** Opening INPUT DATA block **
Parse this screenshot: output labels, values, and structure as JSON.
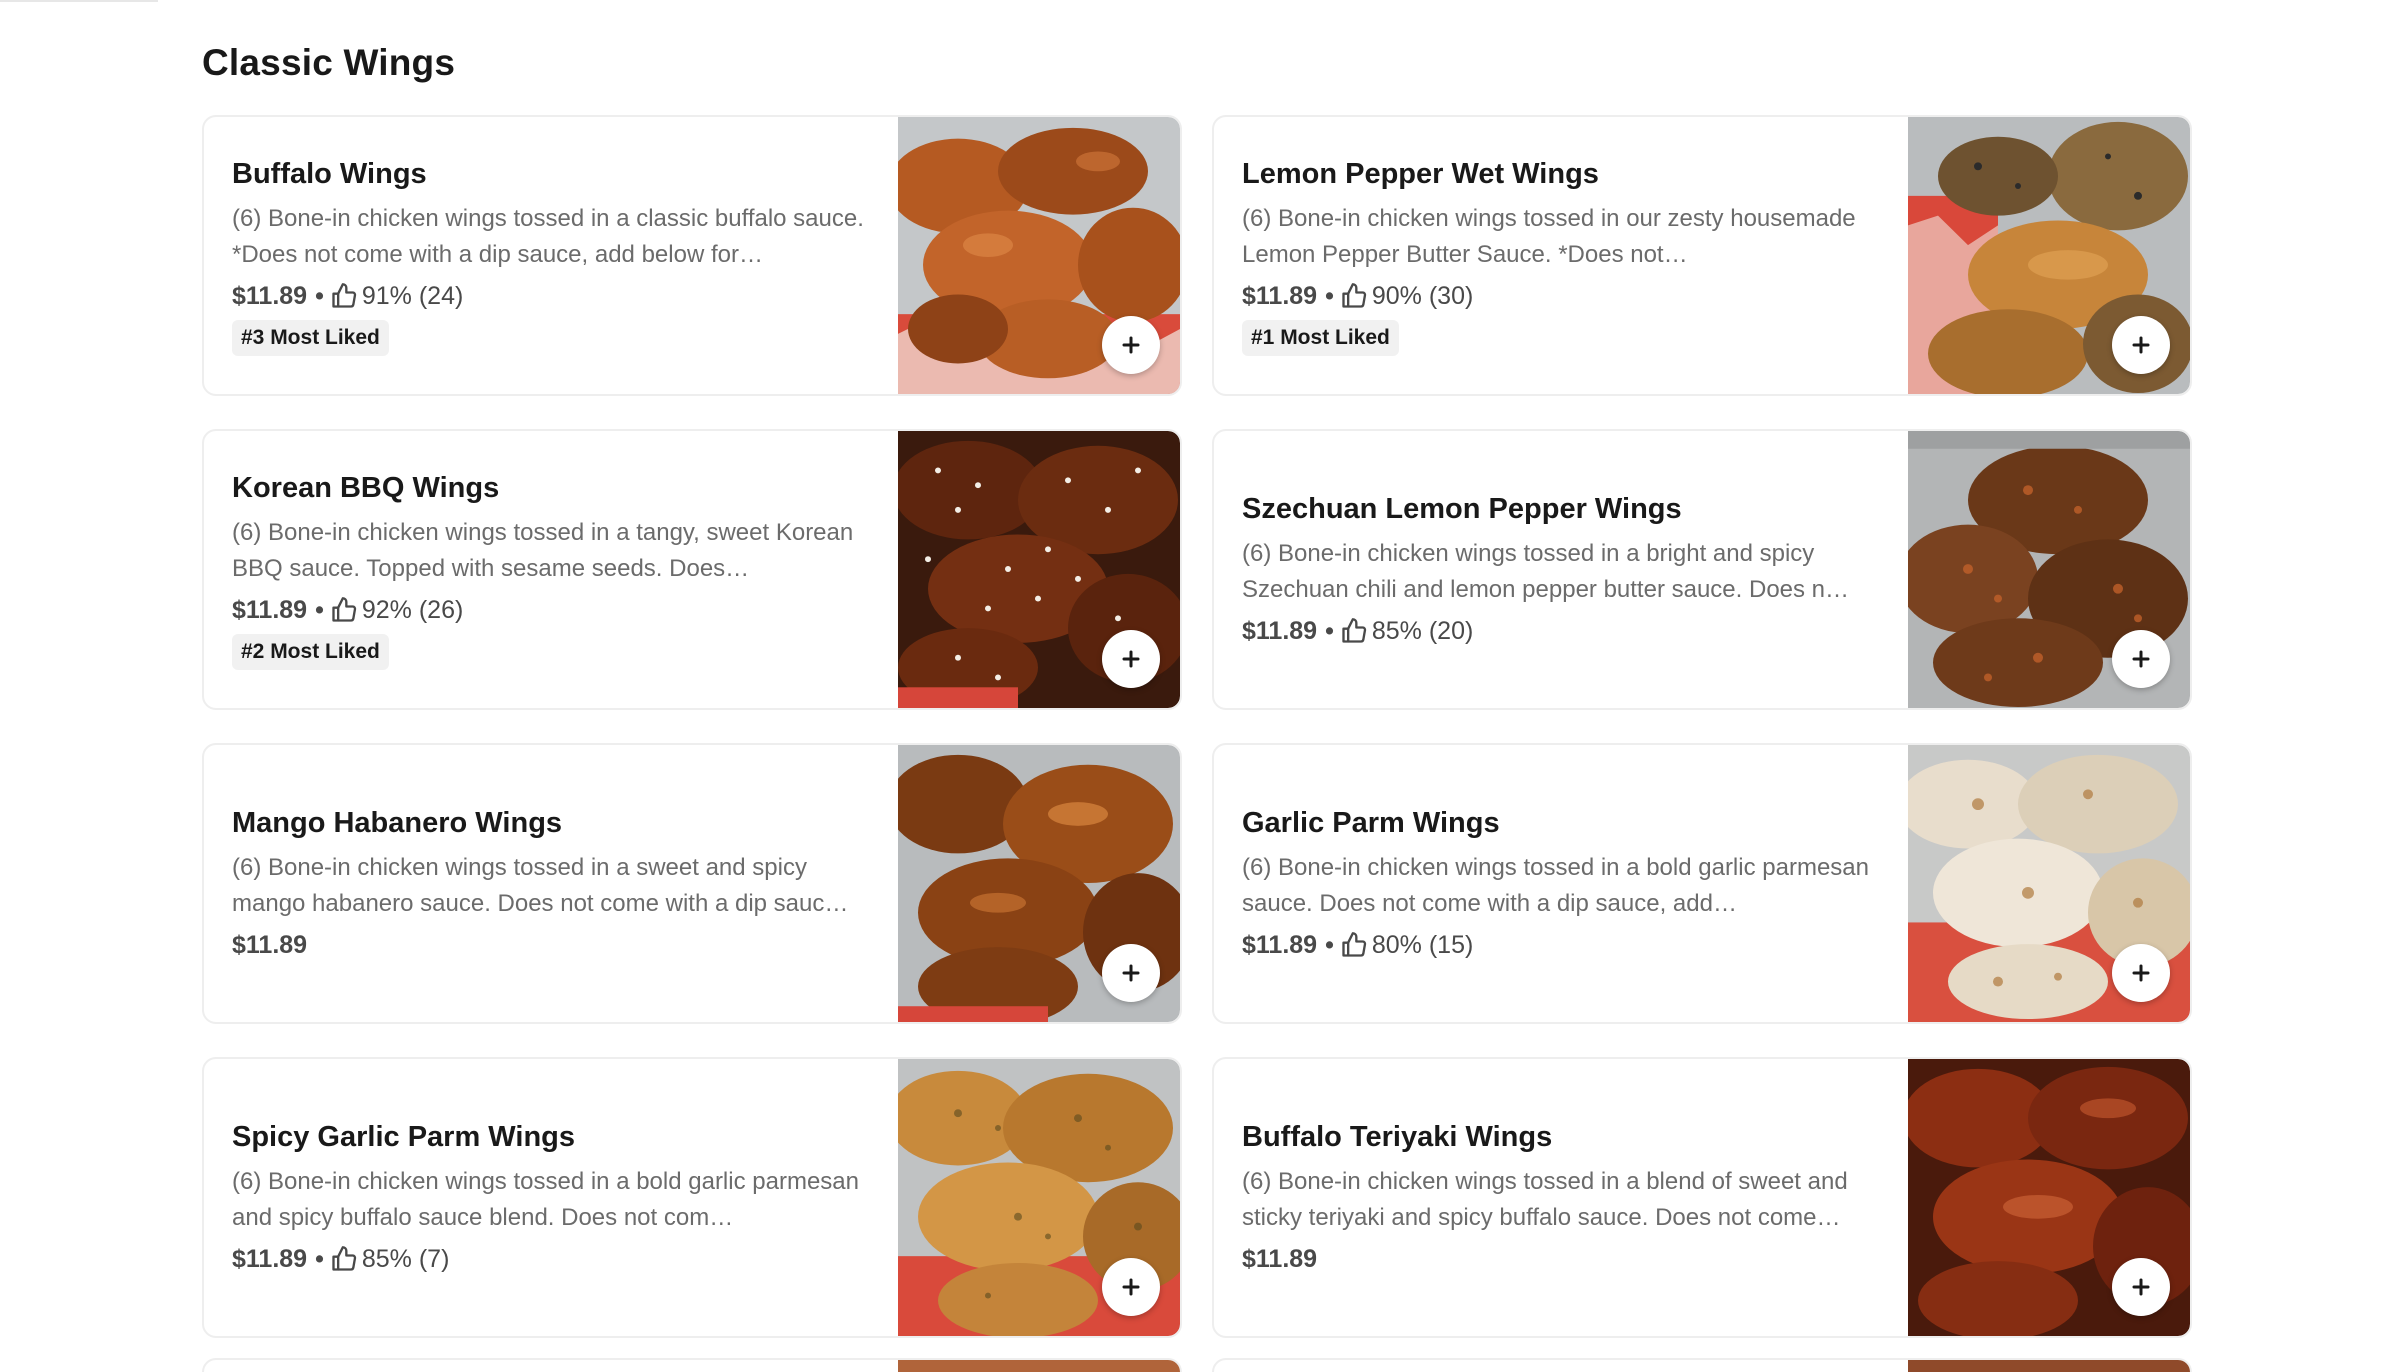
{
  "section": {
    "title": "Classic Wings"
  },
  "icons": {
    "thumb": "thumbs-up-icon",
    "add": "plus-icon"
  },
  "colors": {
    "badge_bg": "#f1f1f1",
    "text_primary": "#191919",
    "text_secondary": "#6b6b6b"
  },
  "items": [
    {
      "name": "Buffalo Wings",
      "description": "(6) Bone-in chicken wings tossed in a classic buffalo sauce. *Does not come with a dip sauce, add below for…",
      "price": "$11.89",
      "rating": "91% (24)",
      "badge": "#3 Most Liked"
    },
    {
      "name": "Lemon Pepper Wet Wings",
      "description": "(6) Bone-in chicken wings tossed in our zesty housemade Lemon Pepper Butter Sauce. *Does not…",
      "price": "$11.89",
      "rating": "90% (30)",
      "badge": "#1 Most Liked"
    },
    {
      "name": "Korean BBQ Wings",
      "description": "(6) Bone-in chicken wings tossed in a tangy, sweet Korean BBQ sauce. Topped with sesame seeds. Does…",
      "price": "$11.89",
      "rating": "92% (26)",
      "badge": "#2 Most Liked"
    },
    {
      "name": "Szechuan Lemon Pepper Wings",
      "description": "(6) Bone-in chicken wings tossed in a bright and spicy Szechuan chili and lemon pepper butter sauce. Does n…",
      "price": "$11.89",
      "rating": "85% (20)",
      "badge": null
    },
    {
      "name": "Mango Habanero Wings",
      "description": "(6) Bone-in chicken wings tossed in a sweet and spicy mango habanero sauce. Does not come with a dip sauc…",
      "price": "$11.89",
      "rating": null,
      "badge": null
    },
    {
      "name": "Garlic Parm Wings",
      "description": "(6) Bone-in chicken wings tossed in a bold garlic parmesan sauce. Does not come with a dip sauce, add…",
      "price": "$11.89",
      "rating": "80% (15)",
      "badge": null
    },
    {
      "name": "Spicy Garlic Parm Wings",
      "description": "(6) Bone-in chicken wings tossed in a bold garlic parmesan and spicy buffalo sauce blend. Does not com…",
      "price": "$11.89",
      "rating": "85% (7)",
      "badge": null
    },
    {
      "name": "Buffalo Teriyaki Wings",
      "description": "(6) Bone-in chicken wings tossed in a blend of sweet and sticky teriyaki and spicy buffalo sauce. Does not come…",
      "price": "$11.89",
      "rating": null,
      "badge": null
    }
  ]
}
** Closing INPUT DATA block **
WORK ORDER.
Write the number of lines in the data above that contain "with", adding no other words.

SOLVED PROBLEM.
4